    Highly recommended for anyone suffering hip pain who wishes to remain active!
    Santa Cruz Tallboy - lovin' the full squish 29'r!

  15. #15
    mtbr member
    Reputation:
    Join Date
    Aug 2009
    Posts
    126
    Just working on a client now who is 3 weeks post-op (Lt) hip re-surfacing. Back on his bike and just finished a 50 K ride this week. Amazing results with this procedure!

  16. #16
    mtbr member
    Reputation: Sweeney's Avatar
    Join Date
    Nov 2006
    Posts
    720
    I had my bilateral hip resurfacing on November 15, 2011 and it has been amazing. I stayed in the hospital for nine days total, three days on the surgical floor and six days in the Rusk Rehab Center. I was up for a very short walk the next day with a walker. I was on one crutch at 5 days. I was on the stationary bike at 6 days. Kicking a soccer ball with no hand holding on at 7. I started PT three days a week as soon as I got home and started pool workouts at three weeks. In the pool I'm doing 30 minutes of aqua-jogging, 10 min of walking in the shallow water then 20 minutes freestyle with a pull buoy and today I'll start to kick with a kick board and fins. I've alternating daily between walking outside and riding on the trainer inside.

    Yesterday, at 32 days, I walked 2.4 miles in 1 hour on one of the wide, flat trails near my house. It was great.

    Very soon, I'll be back on the road bike outside.

    Not mtb bike, no running until June.
    Last edited by Sweeney; 12-18-2011 at 06:04 AM.
    60; it's the new 40!

Posting Permissions

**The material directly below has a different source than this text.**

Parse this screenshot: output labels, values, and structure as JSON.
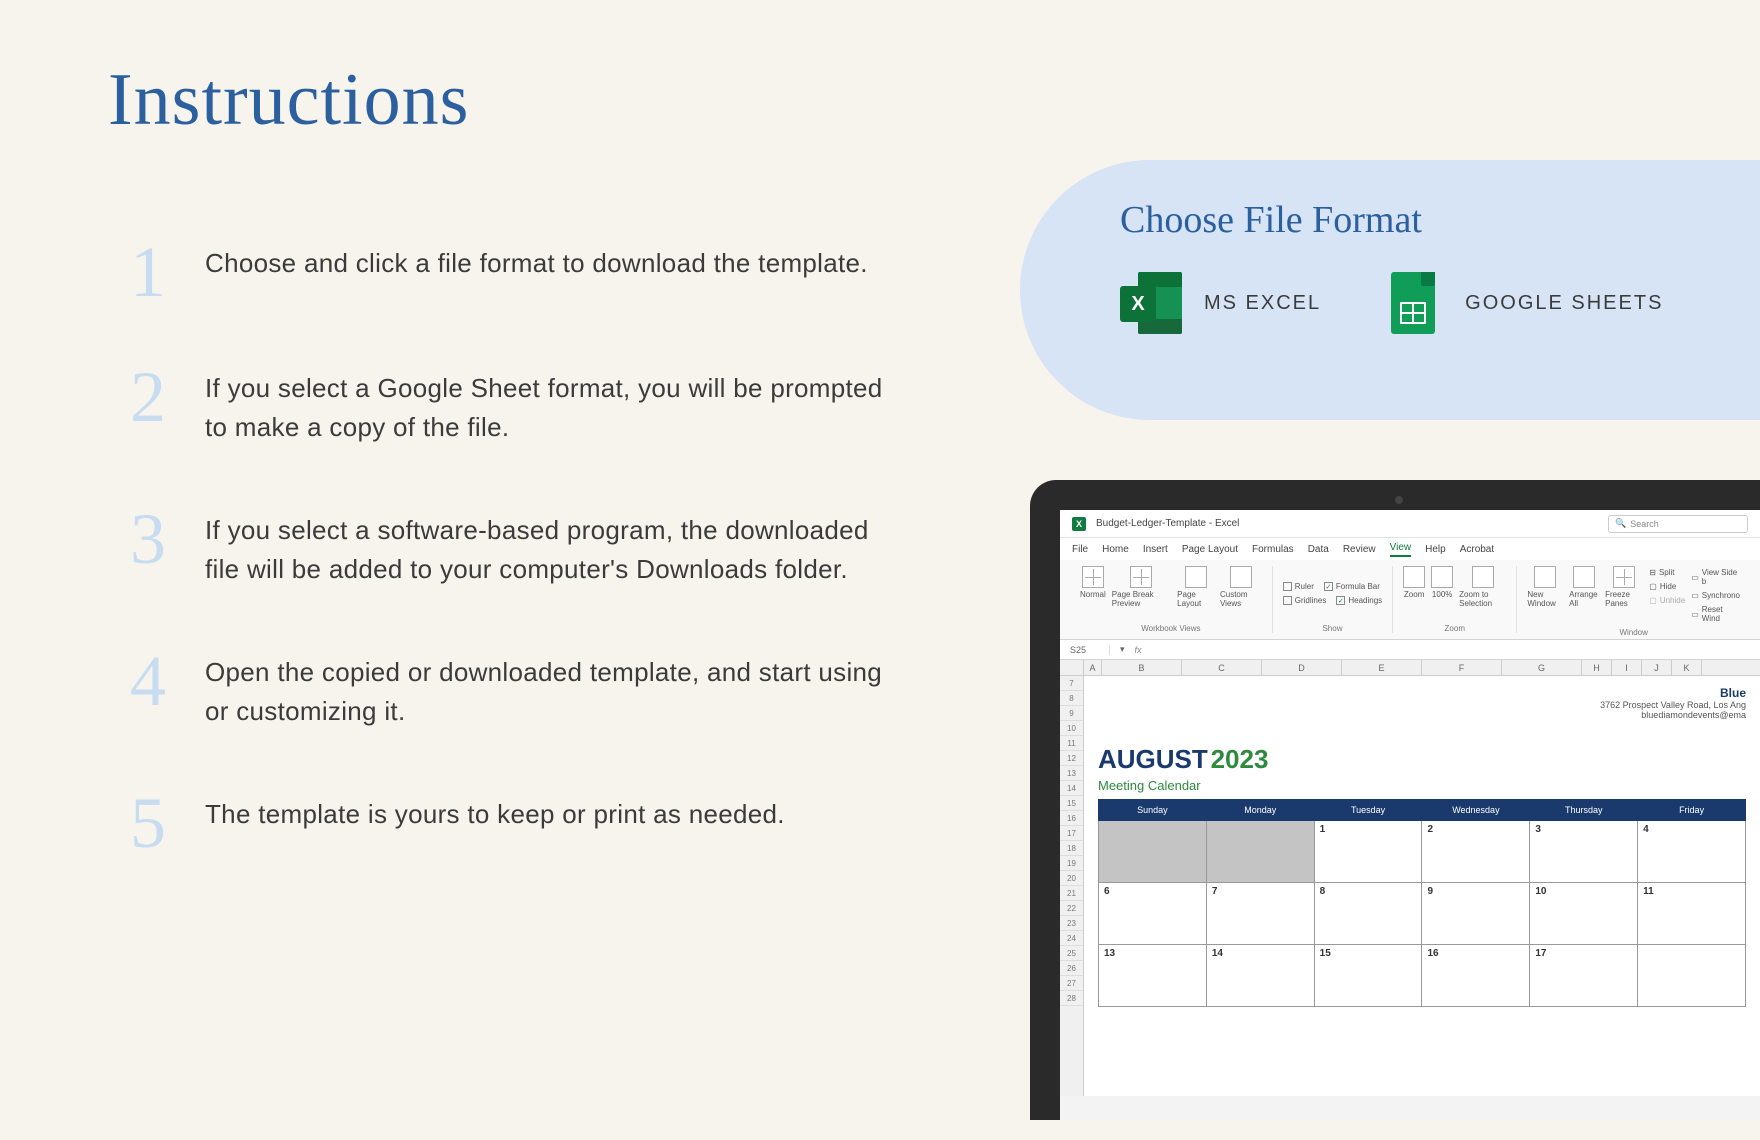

  • You may not post new threads
  • You may not post replies
  • You may not post attachments
  • You may not edit your posts
  •